── EXTRACTED MATERIAL

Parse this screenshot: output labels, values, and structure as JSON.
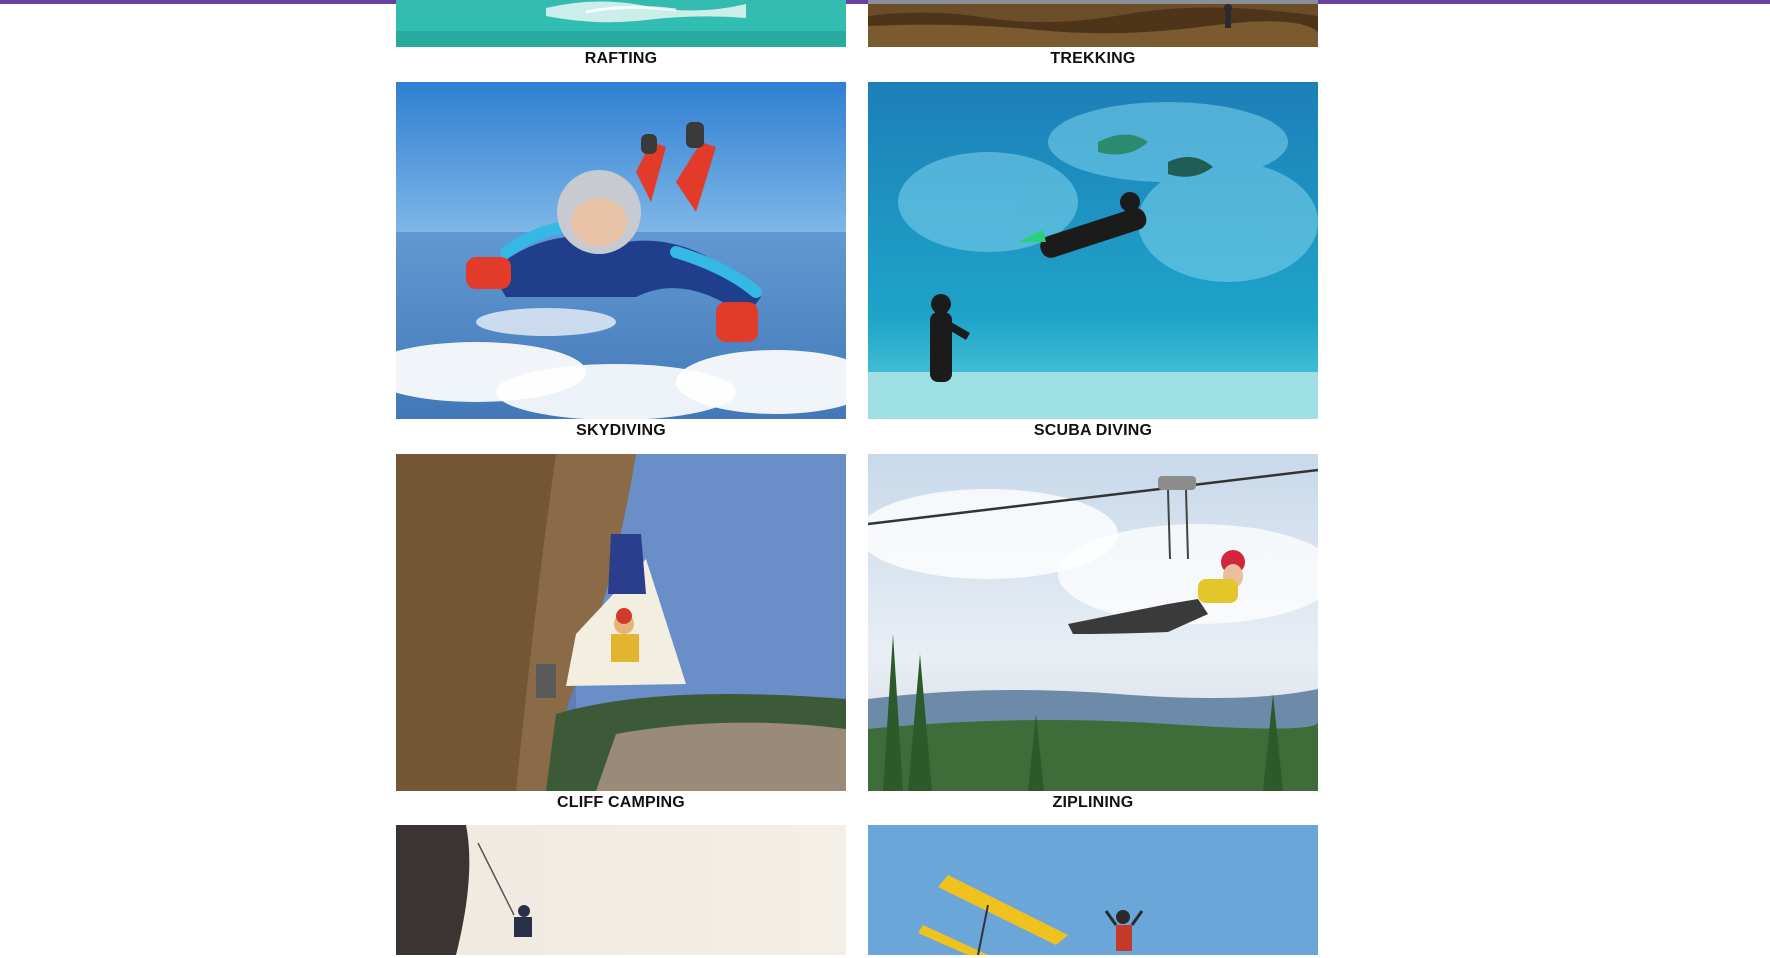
{
  "gallery": {
    "cards": [
      {
        "label": "RAFTING",
        "image": "rafting-photo"
      },
      {
        "label": "TREKKING",
        "image": "trekking-photo"
      },
      {
        "label": "SKYDIVING",
        "image": "skydiving-photo"
      },
      {
        "label": "SCUBA DIVING",
        "image": "scuba-diving-photo"
      },
      {
        "label": "CLIFF CAMPING",
        "image": "cliff-camping-photo"
      },
      {
        "label": "ZIPLINING",
        "image": "ziplining-photo"
      },
      {
        "label": "",
        "image": "rock-climbing-photo"
      },
      {
        "label": "",
        "image": "hang-gliding-photo"
      }
    ]
  },
  "colors": {
    "accent": "#6b3fa0",
    "caption_text": "#111111",
    "background": "#ffffff"
  }
}
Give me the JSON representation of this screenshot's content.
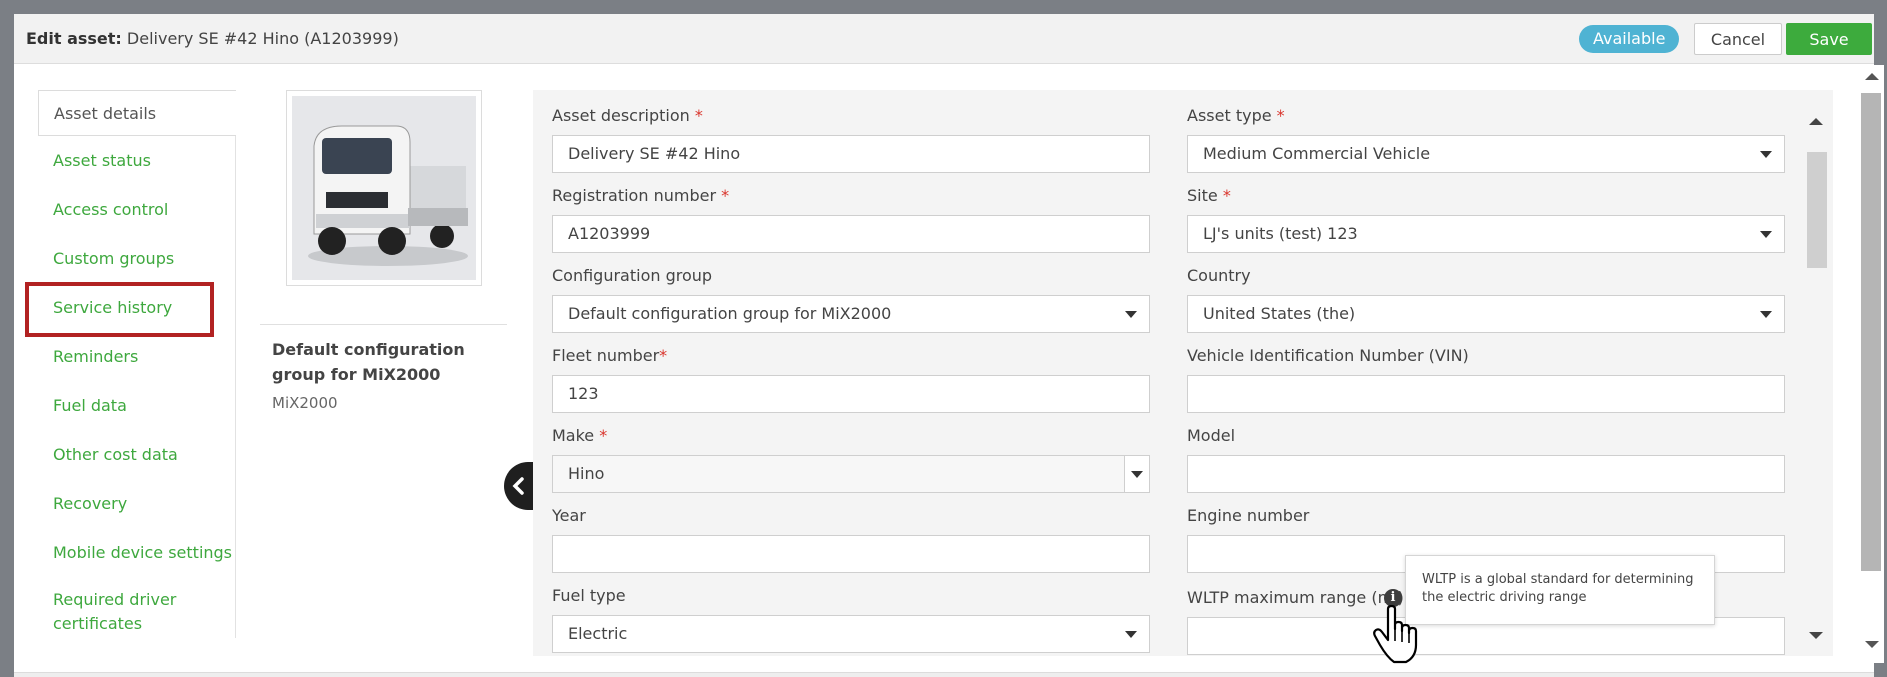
{
  "header": {
    "title_label": "Edit asset:",
    "title_value": "Delivery SE #42 Hino (A1203999)",
    "status_badge": "Available",
    "cancel_label": "Cancel",
    "save_label": "Save"
  },
  "sidebar": {
    "items": [
      {
        "label": "Asset details",
        "active": true
      },
      {
        "label": "Asset status"
      },
      {
        "label": "Access control"
      },
      {
        "label": "Custom groups"
      },
      {
        "label": "Service history",
        "highlighted": true
      },
      {
        "label": "Reminders"
      },
      {
        "label": "Fuel data"
      },
      {
        "label": "Other cost data"
      },
      {
        "label": "Recovery"
      },
      {
        "label": "Mobile device settings"
      },
      {
        "label": "Required driver certificates"
      }
    ]
  },
  "asset_card": {
    "config_title": "Default configuration group for MiX2000",
    "config_sub": "MiX2000"
  },
  "form": {
    "asset_description": {
      "label": "Asset description",
      "required": "*",
      "value": "Delivery SE #42 Hino"
    },
    "asset_type": {
      "label": "Asset type",
      "required": "*",
      "value": "Medium Commercial Vehicle"
    },
    "registration_number": {
      "label": "Registration number",
      "required": "*",
      "value": "A1203999"
    },
    "site": {
      "label": "Site",
      "required": "*",
      "value": "LJ's units (test) 123"
    },
    "configuration_group": {
      "label": "Configuration group",
      "value": "Default configuration group for MiX2000"
    },
    "country": {
      "label": "Country",
      "value": "United States (the)"
    },
    "fleet_number": {
      "label": "Fleet number",
      "required": "*",
      "value": "123"
    },
    "vin": {
      "label": "Vehicle Identification Number (VIN)",
      "value": ""
    },
    "make": {
      "label": "Make",
      "required": "*",
      "value": "Hino"
    },
    "model": {
      "label": "Model",
      "value": ""
    },
    "year": {
      "label": "Year",
      "value": ""
    },
    "engine_number": {
      "label": "Engine number",
      "value": ""
    },
    "fuel_type": {
      "label": "Fuel type",
      "value": "Electric"
    },
    "wltp_range": {
      "label": "WLTP maximum range (mi)",
      "value": ""
    }
  },
  "tooltip": {
    "text": "WLTP is a global standard for determining the electric driving range"
  },
  "icons": {
    "info": "info-icon",
    "collapse": "chevron-left-icon",
    "cursor": "hand-pointer-icon",
    "info_glyph": "i"
  },
  "colors": {
    "accent_green": "#3dab3d",
    "badge_blue": "#4fb3d3",
    "required_red": "#d9342b",
    "highlight_red": "#b22222"
  }
}
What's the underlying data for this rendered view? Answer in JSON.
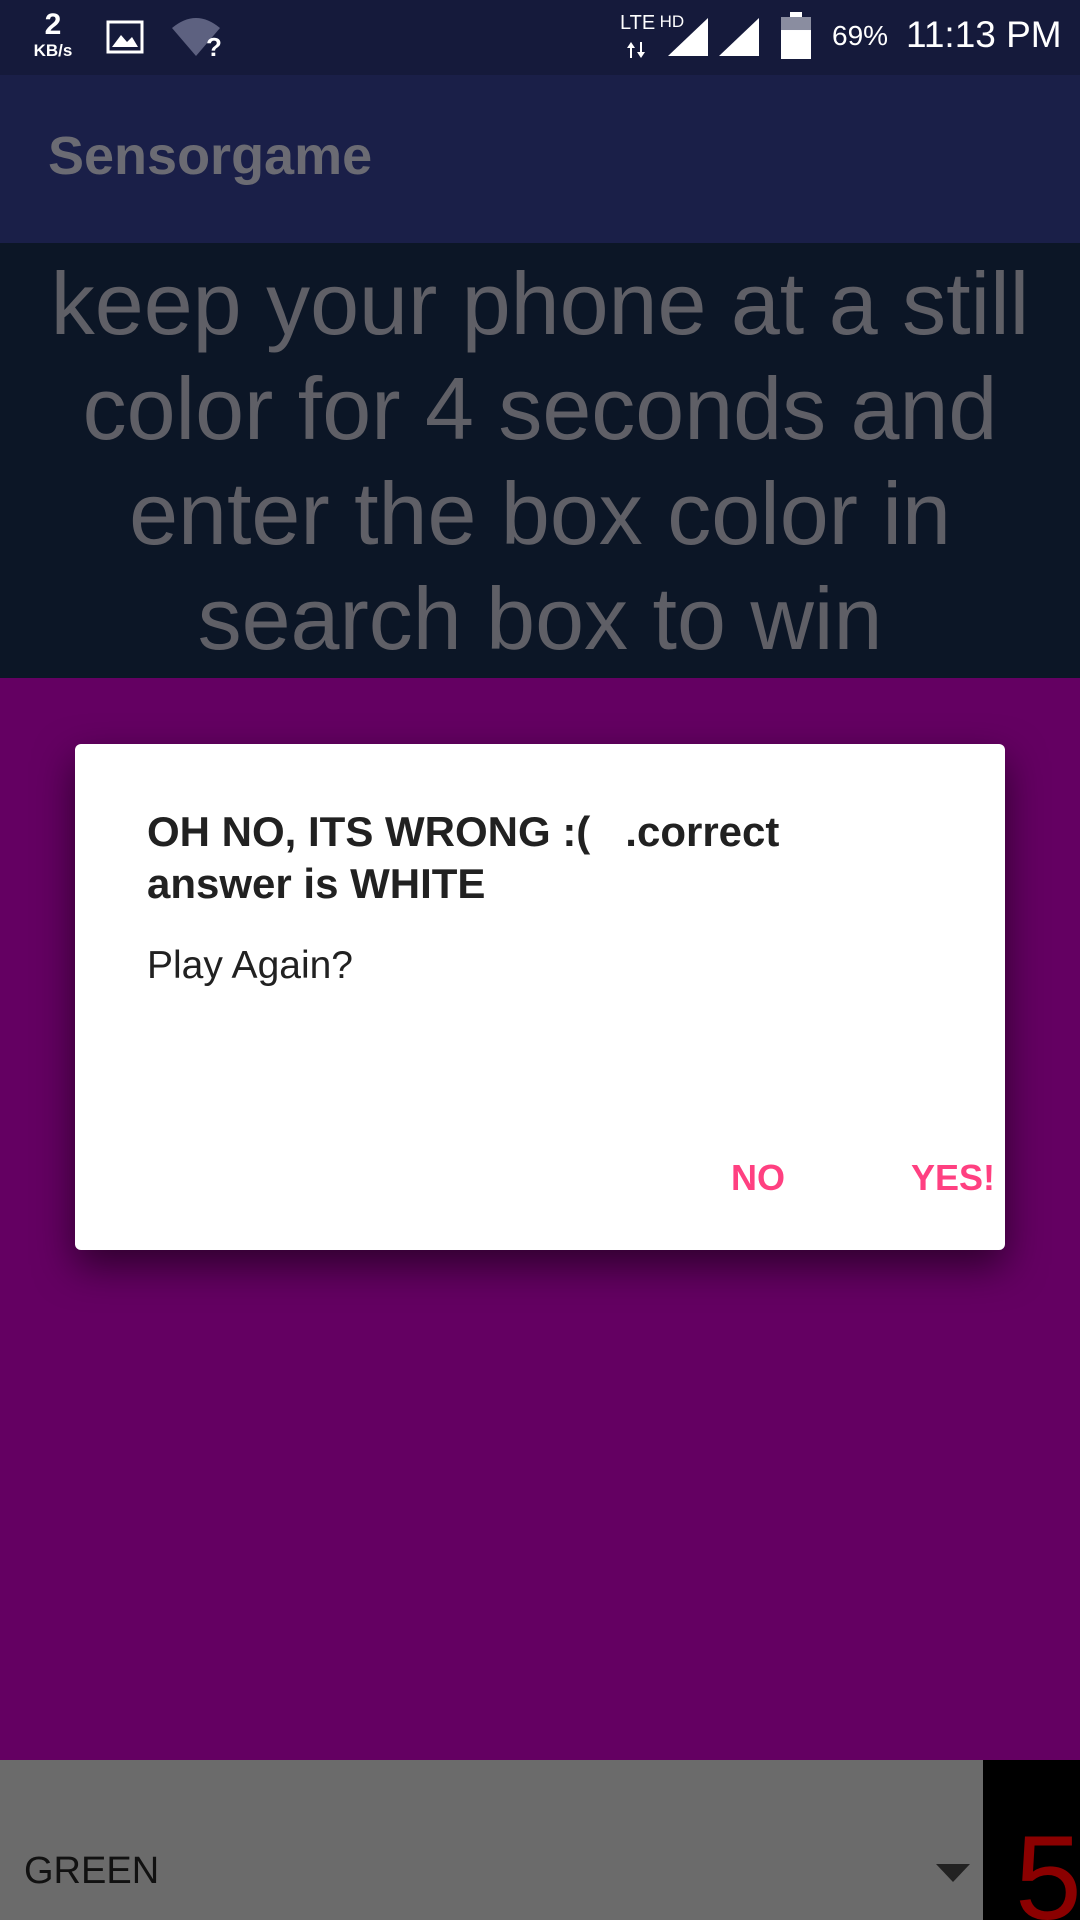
{
  "status_bar": {
    "speed_value": "2",
    "speed_unit": "KB/s",
    "network_type": "LTE",
    "network_quality": "HD",
    "battery_percent": "69%",
    "battery_level": 0.69,
    "time": "11:13 PM",
    "icons": [
      "gallery-icon",
      "wifi-unknown-icon",
      "lte-icon",
      "signal-icon",
      "signal-icon",
      "battery-icon"
    ]
  },
  "app_bar": {
    "title": "Sensorgame"
  },
  "game": {
    "instruction": "keep your phone at a still color for 4 seconds and enter the box color in search box to win",
    "box_color": "#640062"
  },
  "dialog": {
    "title": "OH NO, ITS WRONG :(   .correct answer is WHITE",
    "message": "Play Again?",
    "negative_label": "NO",
    "positive_label": "YES!",
    "accent_color": "#ff4081"
  },
  "bottom_bar": {
    "selected_color": "GREEN",
    "counter": "5"
  }
}
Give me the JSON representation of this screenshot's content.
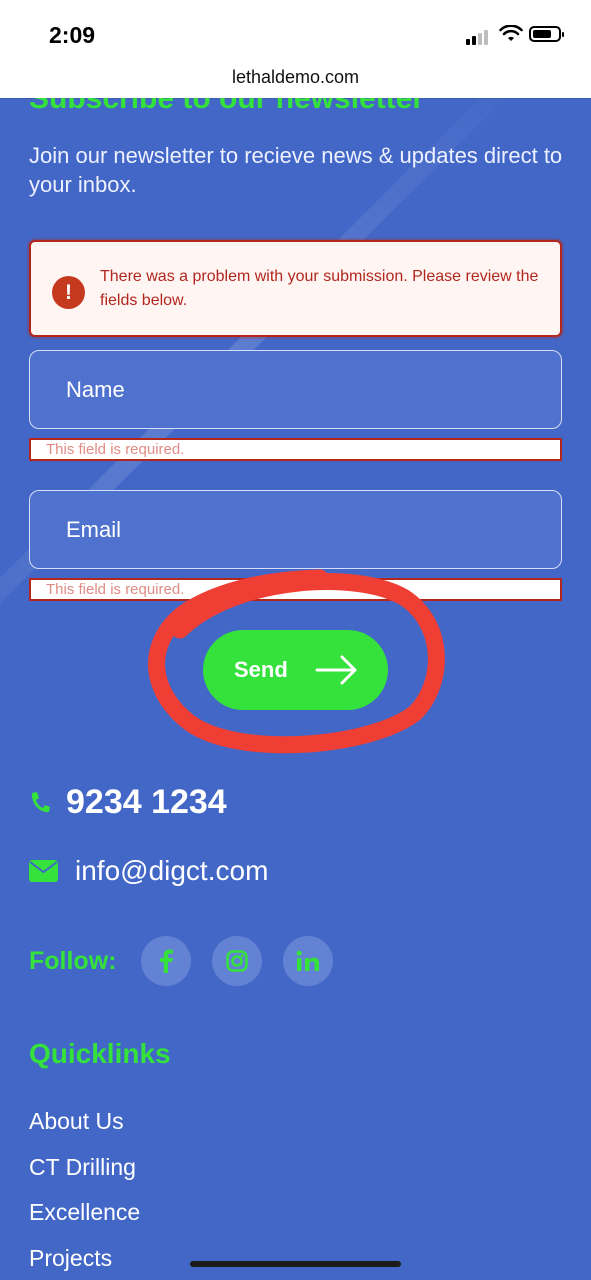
{
  "status": {
    "time": "2:09"
  },
  "browser": {
    "url": "lethaldemo.com"
  },
  "newsletter": {
    "heading_partial": "Subscribe to our newsletter",
    "intro": "Join our newsletter to recieve news & updates direct to your inbox.",
    "alert": "There was a problem with your submission. Please review the fields below.",
    "fields": [
      {
        "label": "Name",
        "error": "This field is required."
      },
      {
        "label": "Email",
        "error": "This field is required."
      }
    ],
    "send_label": "Send"
  },
  "contact": {
    "phone": "9234 1234",
    "email": "info@digct.com"
  },
  "follow": {
    "label": "Follow:",
    "icons": [
      "facebook-icon",
      "instagram-icon",
      "linkedin-icon"
    ]
  },
  "quicklinks": {
    "title": "Quicklinks",
    "items": [
      {
        "label": "About Us"
      },
      {
        "label": "CT Drilling"
      },
      {
        "label": "Excellence"
      },
      {
        "label": "Projects"
      }
    ]
  },
  "colors": {
    "background": "#4267c7",
    "accent_green": "#35e23c",
    "error_red": "#b3261e",
    "annotation_red": "#ef3f35"
  }
}
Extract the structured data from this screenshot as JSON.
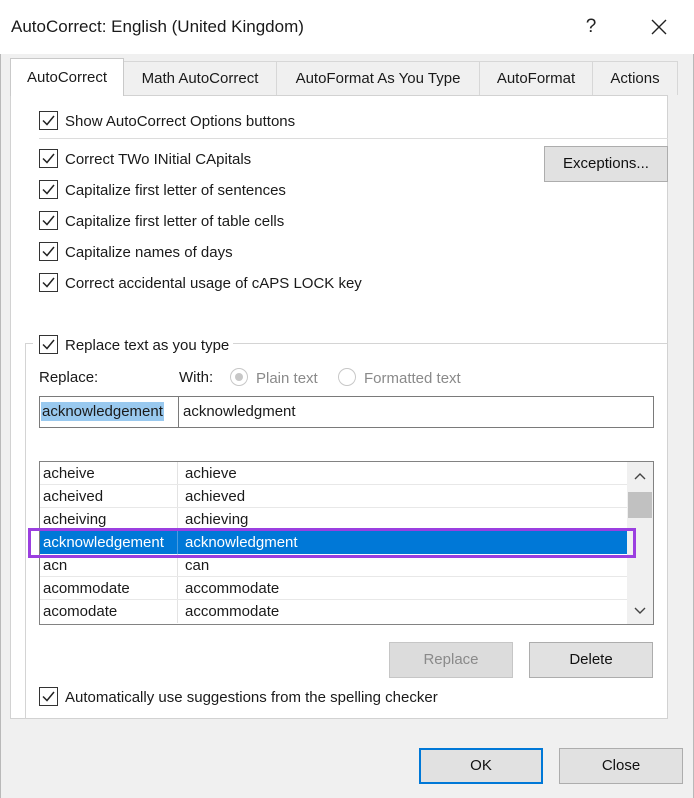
{
  "window": {
    "title": "AutoCorrect: English (United Kingdom)",
    "help_label": "?",
    "close_icon": "close-icon"
  },
  "tabs": [
    {
      "label": "AutoCorrect",
      "active": true
    },
    {
      "label": "Math AutoCorrect",
      "active": false
    },
    {
      "label": "AutoFormat As You Type",
      "active": false
    },
    {
      "label": "AutoFormat",
      "active": false
    },
    {
      "label": "Actions",
      "active": false
    }
  ],
  "options": {
    "show_buttons": {
      "label": "Show AutoCorrect Options buttons",
      "checked": true
    },
    "correct_two_initial": {
      "label": "Correct TWo INitial CApitals",
      "checked": true
    },
    "capitalize_sentences": {
      "label": "Capitalize first letter of sentences",
      "checked": true
    },
    "capitalize_table_cells": {
      "label": "Capitalize first letter of table cells",
      "checked": true
    },
    "capitalize_days": {
      "label": "Capitalize names of days",
      "checked": true
    },
    "caps_lock": {
      "label": "Correct accidental usage of cAPS LOCK key",
      "checked": true
    },
    "exceptions_label": "Exceptions..."
  },
  "replace_group": {
    "replace_as_you_type": {
      "label": "Replace text as you type",
      "checked": true
    },
    "replace_label": "Replace:",
    "with_label": "With:",
    "plain_text_label": "Plain text",
    "formatted_text_label": "Formatted text",
    "selected_format": "plain",
    "replace_value": "acknowledgement",
    "with_value": "acknowledgment",
    "entries": [
      {
        "replace": "acheive",
        "with": "achieve",
        "selected": false
      },
      {
        "replace": "acheived",
        "with": "achieved",
        "selected": false
      },
      {
        "replace": "acheiving",
        "with": "achieving",
        "selected": false
      },
      {
        "replace": "acknowledgement",
        "with": "acknowledgment",
        "selected": true
      },
      {
        "replace": "acn",
        "with": "can",
        "selected": false
      },
      {
        "replace": "acommodate",
        "with": "accommodate",
        "selected": false
      },
      {
        "replace": "acomodate",
        "with": "accommodate",
        "selected": false
      }
    ],
    "replace_button": "Replace",
    "delete_button": "Delete",
    "use_suggestions": {
      "label": "Automatically use suggestions from the spelling checker",
      "checked": true
    }
  },
  "footer": {
    "ok_label": "OK",
    "close_label": "Close"
  },
  "colors": {
    "selection": "#0078d7",
    "annotation_highlight": "#9b3fe0"
  }
}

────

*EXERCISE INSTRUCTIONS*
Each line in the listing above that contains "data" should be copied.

*ANSWER SECTION*
        "label": "Fuel data"
        "label": "Other cost data"
What's the underlying data for this rendered view? Answer in JSON.
Extract the structured data from this screenshot as JSON.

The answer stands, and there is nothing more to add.